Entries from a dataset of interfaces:
====================
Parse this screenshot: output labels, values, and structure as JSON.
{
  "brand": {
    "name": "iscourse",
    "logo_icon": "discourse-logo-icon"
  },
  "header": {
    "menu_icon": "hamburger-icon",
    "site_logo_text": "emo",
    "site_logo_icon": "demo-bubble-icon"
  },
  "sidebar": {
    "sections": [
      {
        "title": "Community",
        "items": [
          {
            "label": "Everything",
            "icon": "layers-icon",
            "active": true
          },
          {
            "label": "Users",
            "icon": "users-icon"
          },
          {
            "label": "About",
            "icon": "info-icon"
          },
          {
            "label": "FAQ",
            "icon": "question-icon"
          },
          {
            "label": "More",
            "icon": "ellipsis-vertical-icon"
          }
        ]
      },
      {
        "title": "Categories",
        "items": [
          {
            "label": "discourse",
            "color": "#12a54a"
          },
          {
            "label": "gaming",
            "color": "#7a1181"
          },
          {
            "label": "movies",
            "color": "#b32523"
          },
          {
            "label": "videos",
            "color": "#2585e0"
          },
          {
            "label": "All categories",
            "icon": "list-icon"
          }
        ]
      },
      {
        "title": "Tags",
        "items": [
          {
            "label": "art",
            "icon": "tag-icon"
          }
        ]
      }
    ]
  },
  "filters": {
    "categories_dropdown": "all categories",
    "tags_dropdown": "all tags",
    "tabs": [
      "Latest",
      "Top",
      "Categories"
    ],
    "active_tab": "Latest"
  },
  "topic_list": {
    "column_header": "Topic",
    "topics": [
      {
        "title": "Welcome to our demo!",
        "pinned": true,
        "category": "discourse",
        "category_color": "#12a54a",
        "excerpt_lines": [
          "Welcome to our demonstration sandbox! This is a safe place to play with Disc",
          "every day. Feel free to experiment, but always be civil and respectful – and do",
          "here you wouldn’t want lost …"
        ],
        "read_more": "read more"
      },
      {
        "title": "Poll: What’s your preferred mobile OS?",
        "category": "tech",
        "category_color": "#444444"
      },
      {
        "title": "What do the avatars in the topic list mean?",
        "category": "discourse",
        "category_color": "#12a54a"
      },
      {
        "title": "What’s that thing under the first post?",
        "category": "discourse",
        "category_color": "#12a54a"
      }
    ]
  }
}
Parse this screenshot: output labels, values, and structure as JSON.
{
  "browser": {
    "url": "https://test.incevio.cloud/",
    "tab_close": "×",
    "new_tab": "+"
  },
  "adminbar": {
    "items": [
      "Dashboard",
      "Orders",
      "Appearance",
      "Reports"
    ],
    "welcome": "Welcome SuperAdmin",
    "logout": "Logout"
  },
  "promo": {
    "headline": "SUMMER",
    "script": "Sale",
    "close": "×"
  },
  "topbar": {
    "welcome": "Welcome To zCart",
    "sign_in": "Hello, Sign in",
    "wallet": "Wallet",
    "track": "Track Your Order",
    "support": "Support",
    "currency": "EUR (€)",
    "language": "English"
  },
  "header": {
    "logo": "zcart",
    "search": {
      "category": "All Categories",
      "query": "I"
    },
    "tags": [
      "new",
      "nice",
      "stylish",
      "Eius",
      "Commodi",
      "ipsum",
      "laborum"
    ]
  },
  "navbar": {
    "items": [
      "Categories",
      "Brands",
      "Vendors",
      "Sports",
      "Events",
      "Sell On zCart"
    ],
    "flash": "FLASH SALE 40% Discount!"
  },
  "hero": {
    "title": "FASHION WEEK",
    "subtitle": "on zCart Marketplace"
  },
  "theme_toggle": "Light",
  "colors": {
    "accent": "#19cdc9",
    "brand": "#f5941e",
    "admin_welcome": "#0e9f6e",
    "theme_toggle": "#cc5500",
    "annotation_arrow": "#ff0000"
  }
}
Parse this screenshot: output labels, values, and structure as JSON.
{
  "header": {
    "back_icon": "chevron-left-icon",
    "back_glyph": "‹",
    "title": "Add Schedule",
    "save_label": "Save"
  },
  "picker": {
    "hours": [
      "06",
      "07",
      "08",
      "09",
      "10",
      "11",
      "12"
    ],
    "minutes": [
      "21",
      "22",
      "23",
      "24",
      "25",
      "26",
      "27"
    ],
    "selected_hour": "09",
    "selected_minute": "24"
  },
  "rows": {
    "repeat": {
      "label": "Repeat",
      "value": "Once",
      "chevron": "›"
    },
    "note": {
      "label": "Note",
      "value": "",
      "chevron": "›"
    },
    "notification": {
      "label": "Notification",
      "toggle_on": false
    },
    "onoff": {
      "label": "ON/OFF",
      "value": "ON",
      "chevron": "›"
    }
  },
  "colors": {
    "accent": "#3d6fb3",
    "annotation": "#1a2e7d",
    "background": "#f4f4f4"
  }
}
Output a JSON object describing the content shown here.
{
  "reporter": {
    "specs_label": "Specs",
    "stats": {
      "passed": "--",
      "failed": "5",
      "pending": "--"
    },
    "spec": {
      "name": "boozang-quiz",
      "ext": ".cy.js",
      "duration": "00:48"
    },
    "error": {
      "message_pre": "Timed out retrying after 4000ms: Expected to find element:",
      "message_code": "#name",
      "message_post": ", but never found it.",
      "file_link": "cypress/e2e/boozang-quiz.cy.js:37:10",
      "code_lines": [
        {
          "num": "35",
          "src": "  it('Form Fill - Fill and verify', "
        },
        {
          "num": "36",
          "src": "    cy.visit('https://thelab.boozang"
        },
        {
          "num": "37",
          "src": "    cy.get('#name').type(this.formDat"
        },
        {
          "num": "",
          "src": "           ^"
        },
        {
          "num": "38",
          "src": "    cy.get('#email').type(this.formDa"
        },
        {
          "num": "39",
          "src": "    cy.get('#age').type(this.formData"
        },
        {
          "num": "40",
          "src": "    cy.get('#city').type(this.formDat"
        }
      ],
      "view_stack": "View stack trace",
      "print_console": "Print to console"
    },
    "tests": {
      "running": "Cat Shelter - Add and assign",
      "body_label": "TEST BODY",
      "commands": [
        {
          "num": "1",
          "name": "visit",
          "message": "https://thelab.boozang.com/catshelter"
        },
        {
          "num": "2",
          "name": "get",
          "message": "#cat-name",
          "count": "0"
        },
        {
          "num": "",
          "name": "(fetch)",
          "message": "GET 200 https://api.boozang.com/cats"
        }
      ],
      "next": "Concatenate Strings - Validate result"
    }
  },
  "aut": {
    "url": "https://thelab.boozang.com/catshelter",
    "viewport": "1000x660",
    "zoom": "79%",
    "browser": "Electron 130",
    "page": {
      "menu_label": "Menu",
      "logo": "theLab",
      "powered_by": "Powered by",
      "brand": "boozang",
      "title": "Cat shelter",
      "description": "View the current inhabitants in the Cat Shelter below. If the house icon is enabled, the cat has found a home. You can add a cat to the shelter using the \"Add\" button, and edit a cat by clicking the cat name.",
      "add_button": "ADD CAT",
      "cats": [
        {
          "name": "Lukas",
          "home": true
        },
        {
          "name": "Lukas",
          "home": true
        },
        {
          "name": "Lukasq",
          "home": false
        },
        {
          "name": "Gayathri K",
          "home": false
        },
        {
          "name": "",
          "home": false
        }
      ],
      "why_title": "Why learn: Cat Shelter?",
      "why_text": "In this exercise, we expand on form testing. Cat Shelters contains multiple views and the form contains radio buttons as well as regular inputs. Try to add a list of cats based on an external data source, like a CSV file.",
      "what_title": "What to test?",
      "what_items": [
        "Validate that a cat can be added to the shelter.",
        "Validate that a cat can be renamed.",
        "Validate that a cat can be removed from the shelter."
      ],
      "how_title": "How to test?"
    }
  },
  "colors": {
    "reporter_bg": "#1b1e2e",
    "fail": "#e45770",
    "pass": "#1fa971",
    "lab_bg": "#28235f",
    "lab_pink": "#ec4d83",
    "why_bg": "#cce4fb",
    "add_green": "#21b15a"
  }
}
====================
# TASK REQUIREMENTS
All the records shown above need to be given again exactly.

# TASK OUTPUT
Parse this screenshot: output labels, values, and structure as JSON.
{
  "brand": {
    "name": "iscourse",
    "logo_icon": "discourse-logo-icon"
  },
  "header": {
    "menu_icon": "hamburger-icon",
    "site_logo_text": "emo",
    "site_logo_icon": "demo-bubble-icon"
  },
  "sidebar": {
    "sections": [
      {
        "title": "Community",
        "items": [
          {
            "label": "Everything",
            "icon": "layers-icon",
            "active": true
          },
          {
            "label": "Users",
            "icon": "users-icon"
          },
          {
            "label": "About",
            "icon": "info-icon"
          },
          {
            "label": "FAQ",
            "icon": "question-icon"
          },
          {
            "label": "More",
            "icon": "ellipsis-vertical-icon"
          }
        ]
      },
      {
        "title": "Categories",
        "items": [
          {
            "label": "discourse",
            "color": "#12a54a"
          },
          {
            "label": "gaming",
            "color": "#7a1181"
          },
          {
            "label": "movies",
            "color": "#b32523"
          },
          {
            "label": "videos",
            "color": "#2585e0"
          },
          {
            "label": "All categories",
            "icon": "list-icon"
          }
        ]
      },
      {
        "title": "Tags",
        "items": [
          {
            "label": "art",
            "icon": "tag-icon"
          }
        ]
      }
    ]
  },
  "filters": {
    "categories_dropdown": "all categories",
    "tags_dropdown": "all tags",
    "tabs": [
      "Latest",
      "Top",
      "Categories"
    ],
    "active_tab": "Latest"
  },
  "topic_list": {
    "column_header": "Topic",
    "topics": [
      {
        "title": "Welcome to our demo!",
        "pinned": true,
        "category": "discourse",
        "category_color": "#12a54a",
        "excerpt_lines": [
          "Welcome to our demonstration sandbox! This is a safe place to play with Disc",
          "every day. Feel free to experiment, but always be civil and respectful – and do",
          "here you wouldn’t want lost …"
        ],
        "read_more": "read more"
      },
      {
        "title": "Poll: What’s your preferred mobile OS?",
        "category": "tech",
        "category_color": "#444444"
      },
      {
        "title": "What do the avatars in the topic list mean?",
        "category": "discourse",
        "category_color": "#12a54a"
      },
      {
        "title": "What’s that thing under the first post?",
        "category": "discourse",
        "category_color": "#12a54a"
      }
    ]
  }
}
Parse this screenshot: output labels, values, and structure as JSON.
{
  "browser": {
    "url": "https://test.incevio.cloud/",
    "tab_close": "×",
    "new_tab": "+"
  },
  "adminbar": {
    "items": [
      "Dashboard",
      "Orders",
      "Appearance",
      "Reports"
    ],
    "welcome": "Welcome SuperAdmin",
    "logout": "Logout"
  },
  "promo": {
    "headline": "SUMMER",
    "script": "Sale",
    "close": "×"
  },
  "topbar": {
    "welcome": "Welcome To zCart",
    "sign_in": "Hello, Sign in",
    "wallet": "Wallet",
    "track": "Track Your Order",
    "support": "Support",
    "currency": "EUR (€)",
    "language": "English"
  },
  "header": {
    "logo": "zcart",
    "search": {
      "category": "All Categories",
      "query": "I"
    },
    "tags": [
      "new",
      "nice",
      "stylish",
      "Eius",
      "Commodi",
      "ipsum",
      "laborum"
    ]
  },
  "navbar": {
    "items": [
      "Categories",
      "Brands",
      "Vendors",
      "Sports",
      "Events",
      "Sell On zCart"
    ],
    "flash": "FLASH SALE 40% Discount!"
  },
  "hero": {
    "title": "FASHION WEEK",
    "subtitle": "on zCart Marketplace"
  },
  "theme_toggle": "Light",
  "colors": {
    "accent": "#19cdc9",
    "brand": "#f5941e",
    "admin_welcome": "#0e9f6e",
    "theme_toggle": "#cc5500",
    "annotation_arrow": "#ff0000"
  }
}
Parse this screenshot: output labels, values, and structure as JSON.
{
  "header": {
    "back_icon": "chevron-left-icon",
    "back_glyph": "‹",
    "title": "Add Schedule",
    "save_label": "Save"
  },
  "picker": {
    "hours": [
      "06",
      "07",
      "08",
      "09",
      "10",
      "11",
      "12"
    ],
    "minutes": [
      "21",
      "22",
      "23",
      "24",
      "25",
      "26",
      "27"
    ],
    "selected_hour": "09",
    "selected_minute": "24"
  },
  "rows": {
    "repeat": {
      "label": "Repeat",
      "value": "Once",
      "chevron": "›"
    },
    "note": {
      "label": "Note",
      "value": "",
      "chevron": "›"
    },
    "notification": {
      "label": "Notification",
      "toggle_on": false
    },
    "onoff": {
      "label": "ON/OFF",
      "value": "ON",
      "chevron": "›"
    }
  },
  "colors": {
    "accent": "#3d6fb3",
    "annotation": "#1a2e7d",
    "background": "#f4f4f4"
  }
}
Output a JSON object describing the content shown here.
{
  "reporter": {
    "specs_label": "Specs",
    "stats": {
      "passed": "--",
      "failed": "5",
      "pending": "--"
    },
    "spec": {
      "name": "boozang-quiz",
      "ext": ".cy.js",
      "duration": "00:48"
    },
    "error": {
      "message_pre": "Timed out retrying after 4000ms: Expected to find element:",
      "message_code": "#name",
      "message_post": ", but never found it.",
      "file_link": "cypress/e2e/boozang-quiz.cy.js:37:10",
      "code_lines": [
        {
          "num": "35",
          "src": "  it('Form Fill - Fill and verify', "
        },
        {
          "num": "36",
          "src": "    cy.visit('https://thelab.boozang"
        },
        {
          "num": "37",
          "src": "    cy.get('#name').type(this.formDat"
        },
        {
          "num": "",
          "src": "           ^"
        },
        {
          "num": "38",
          "src": "    cy.get('#email').type(this.formDa"
        },
        {
          "num": "39",
          "src": "    cy.get('#age').type(this.formData"
        },
        {
          "num": "40",
          "src": "    cy.get('#city').type(this.formDat"
        }
      ],
      "view_stack": "View stack trace",
      "print_console": "Print to console"
    },
    "tests": {
      "running": "Cat Shelter - Add and assign",
      "body_label": "TEST BODY",
      "commands": [
        {
          "num": "1",
          "name": "visit",
          "message": "https://thelab.boozang.com/catshelter"
        },
        {
          "num": "2",
          "name": "get",
          "message": "#cat-name",
          "count": "0"
        },
        {
          "num": "",
          "name": "(fetch)",
          "message": "GET 200 https://api.boozang.com/cats"
        }
      ],
      "next": "Concatenate Strings - Validate result"
    }
  },
  "aut": {
    "url": "https://thelab.boozang.com/catshelter",
    "viewport": "1000x660",
    "zoom": "79%",
    "browser": "Electron 130",
    "page": {
      "menu_label": "Menu",
      "logo": "theLab",
      "powered_by": "Powered by",
      "brand": "boozang",
      "title": "Cat shelter",
      "description": "View the current inhabitants in the Cat Shelter below. If the house icon is enabled, the cat has found a home. You can add a cat to the shelter using the \"Add\" button, and edit a cat by clicking the cat name.",
      "add_button": "ADD CAT",
      "cats": [
        {
          "name": "Lukas",
          "home": true
        },
        {
          "name": "Lukas",
          "home": true
        },
        {
          "name": "Lukasq",
          "home": false
        },
        {
          "name": "Gayathri K",
          "home": false
        },
        {
          "name": "",
          "home": false
        }
      ],
      "why_title": "Why learn: Cat Shelter?",
      "why_text": "In this exercise, we expand on form testing. Cat Shelters contains multiple views and the form contains radio buttons as well as regular inputs. Try to add a list of cats based on an external data source, like a CSV file.",
      "what_title": "What to test?",
      "what_items": [
        "Validate that a cat can be added to the shelter.",
        "Validate that a cat can be renamed.",
        "Validate that a cat can be removed from the shelter."
      ],
      "how_title": "How to test?"
    }
  },
  "colors": {
    "reporter_bg": "#1b1e2e",
    "fail": "#e45770",
    "pass": "#1fa971",
    "lab_bg": "#28235f",
    "lab_pink": "#ec4d83",
    "why_bg": "#cce4fb",
    "add_green": "#21b15a"
  }
}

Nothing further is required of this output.